To: Sean R.
From: Geoffrey Klempner
Subject: Milesian philosophy of physical explanation
Date: 23rd November 2011 11:48
Thank you for your email of 16 November, with your essay for the first three units of the Ancient Philosophy program, in response to the question, ''The possibility of a physical explanation of the nature of the world and how it came to be was a philosophical discovery.' -- how come?'
This is a very good essay which to a large extent succeeds in answering the question. You make good use of your study of Thales and Anaximander, and you also quote Russell in support of your argument.
I do sense a certain degree of strain in the way you have framed your argument, beginning with Russell's question, whether there is 'any knowledge in the world which is so certain that no reasonable man could doubt it', then admitting in your last paragraph that 'there may never be a knowledge of the world which no reasonable man could doubt', while upholding the value of 'philosophical doubt and inquiry'.
The question, as it stands, has a hint of paradox, and this partly accounts for the difficulty. Seeking a physical explanation of the nature of the world is physics, not philosophy. Physicists, or scientists generally, proceed by means of hypotheses which they not only test for internal consistency, but also compare with actual observation. A physical theory can be wrong, not because it commits any errors in logic, but simply because the question put to nature receives an answer which contradicts the answer that was expected.
Philosophy is the art of reason, and its results, such as they are, do not need to be corroborated by experience. A philosophical claim, if false, is false because of an error of reasoning or logic. (We do not always find the error.)
One of the things philosophers are interested in, however -- and it is one of the aspects of philosophy which most occupied Russell -- is the theory of knowledge or 'epistemology'. One of Russell's books is entitled, 'Human Knowledge, Its Scope and Limits'. You can reason about knowledge or its possibility, and such reasoning is itself not directly tested by experience, because it is presupposed whenever we test a theory against experience. In that book, as well as in his more accessible work 'Problems of Philosophy', Russell seeks to persuade the reader by means of reason. He is not putting forward a scientific theory.
At this point, one needs to insert a caveat, because one of the major themes in contemporary analytic philosophy has been the denial of an absolute divide between the methods of science and the methods of philosophy. The American philosopher W.V.O. Quine in his essay 'Epistemology Naturalized' asserted that 'there is no First Philosophy' (in the sense of Descartes' 'Meditations on First Philosophy'). Epistemology is a scientific inquiry, just like any other.

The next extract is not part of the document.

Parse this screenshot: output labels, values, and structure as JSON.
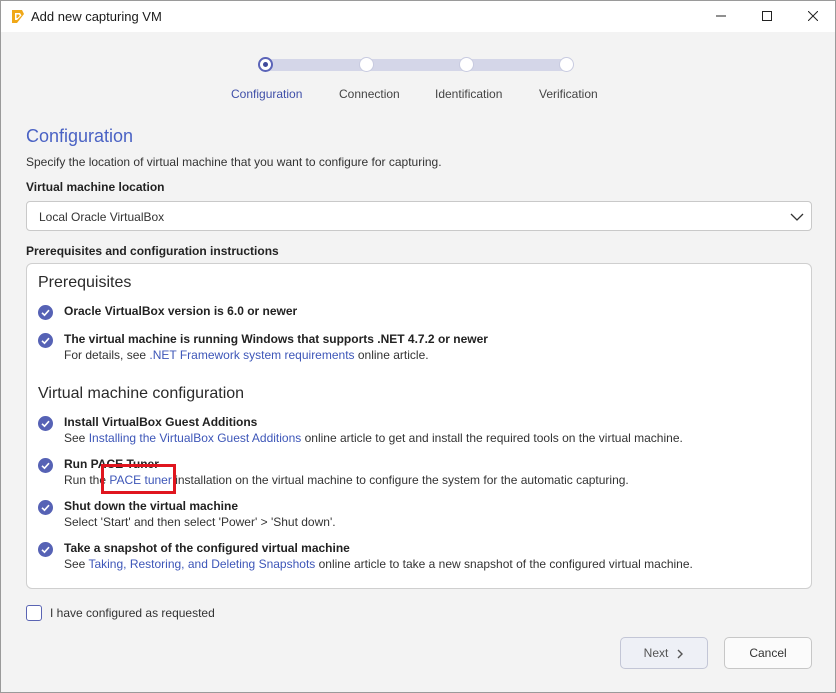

In other words, there is a debate here about the scope of philosophy: whether it is ultimately different from science, as Descartes thought, or whether it is in some sense continuous with science as Quine argues. In this topic, Russell is closer to Descartes than to Quine, even though his discoveries in the field of symbolic logic have played a major part in the development of Quine's views.
There is no hint of this debate in the work of the earliest philosophers, because the question simply hadn't arose. And yet it was not long before the split between physics and philosophy became apparent. You quote my claim that there are 'two thoughts' involved in the idea that the 'universe conforms to reason'. The first thought is that nature obeys laws, making it possible for us to put questions to nature and receive truthful replies (any false conclusions are the result of our ignorance or ineptitude). That's consistent with what the Milesians believed. The second thought, however, is that there are necessary truths about the world which can be discovered by reason alone. You don't need to consult experience, because there could not be a universe which did not conform to those truths.
An example would be the belief that the principle of causality is necessary and knowable a priori. That is something that the philosopher Kant tried to prove. This claim is not accepted today, at least by the majority of physicists. Einstein expressed his conviction that 'God does not play dice with the universe', but he did not attempt to prove this by means of reasoned argument. For him, it was a principle of scientific 'faith'.
At the time of the Presocratics, the split between physics and philosophy arose with the Eleatic school, Parmenides, Melissus and Zeno. Physics deals with mere appearance. Whereas reality, or what 'Is', is something totally different. That we live in a world of plurality, movement and change is a mere illusion.
Philosophy gave birth to physics. Yet the child of philosophy has now grown up and become independent, to the point where physicists such as Stephen Hawking openly challenge the continuing validity of philosophy as a discipline. See my answer to Alan (who is actually, on of my Pathways students taking Ancient Philosophy!) at http://askaphilosopher.wordpress.com/2011/11/10/what-would-thales-have-thought-of-sagan-and-hawking/
All the best,